With the Gold Run affordable housing project located at the east end of Telluride now 70 percent complete, council, acting both as itself and as the not-for-profit Block 23 Housing Corporation, on Tuesday approved pricing recommendations and maximum income thresholds on the 12 single-family homes and three duplex buildings located across the street from Wilkin Court and the Lone Tree Cemetery.
The development is the area’s first affordable housing project undertaken jointly by San Miguel County and the Town of Telluride, and each of the 18 units will be price-capped, owner-occupied and deed-restricted.

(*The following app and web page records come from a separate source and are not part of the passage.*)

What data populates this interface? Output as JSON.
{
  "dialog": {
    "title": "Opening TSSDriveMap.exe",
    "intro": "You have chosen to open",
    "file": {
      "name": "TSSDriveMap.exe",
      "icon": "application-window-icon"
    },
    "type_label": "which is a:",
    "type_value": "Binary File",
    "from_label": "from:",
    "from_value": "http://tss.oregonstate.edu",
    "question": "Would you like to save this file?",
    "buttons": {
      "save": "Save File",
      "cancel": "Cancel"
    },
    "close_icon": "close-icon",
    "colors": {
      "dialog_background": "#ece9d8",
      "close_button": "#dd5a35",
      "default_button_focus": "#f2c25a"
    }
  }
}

The San Miguel County Commissioners unanimously approved the same pricing and income limitation structure when it met last week.
The two one-bedroom units located in the complex are targeted for households earning 85 percent of the average median income for San Miguel County and are priced at $194,700 and $197,100.
Five two-bedroom units in the complex are targeted for households earning 105 percent of AMI and range from $268,600 to $279,200. The remaining 11 three-bedroom units target 120 percent AMI and range from $320,500 to $359,000.
Both one-bedroom units and three two-bedroom units are listed as Tier 1 properties, meaning their owners cannot earn more than 120 percent AMI to qualify to purchase them. The remaining two- and three-bedroom units are considered Tier 2, which carries a maximum income threshold of 150 percent AMI.
One of the two-bedroom units will be sold to the Telluride R-1 School District for use by their employees, and the remainder will be sold to qualified candidates through a lottery process that is scheduled to commence on Aug. 27.
Bear Creek Preserve Annexed, Zoned
Six parcels of open space totaling about 382 acres, located south of Town Park in Lower Bear Creek and collectively known as the Bear Creek Preserve, officially became part of the town on Tuesday when council unanimously approved the second reading of an ordinance to annex the property into its corporate and municipal boundaries.
In another vote, council also approved the second reading of an ordinance to amend the town’s zone district map to zone the parcels into the Open Space Conservation Easement Zone District created last year for purposes of preserving the Valley Floor as open space and protecting it from future development.
In a third and final action related to the matter council also unanimously approved a resolution to amend the 2006 Master Plan Land Use Map to incorporate the newly annexed parcels.
The land is protected from development and commercial use by a conservation easement held by the local San Miguel Conservation Foundation, and was part of unincorporated San Miguel County prior to the annexation.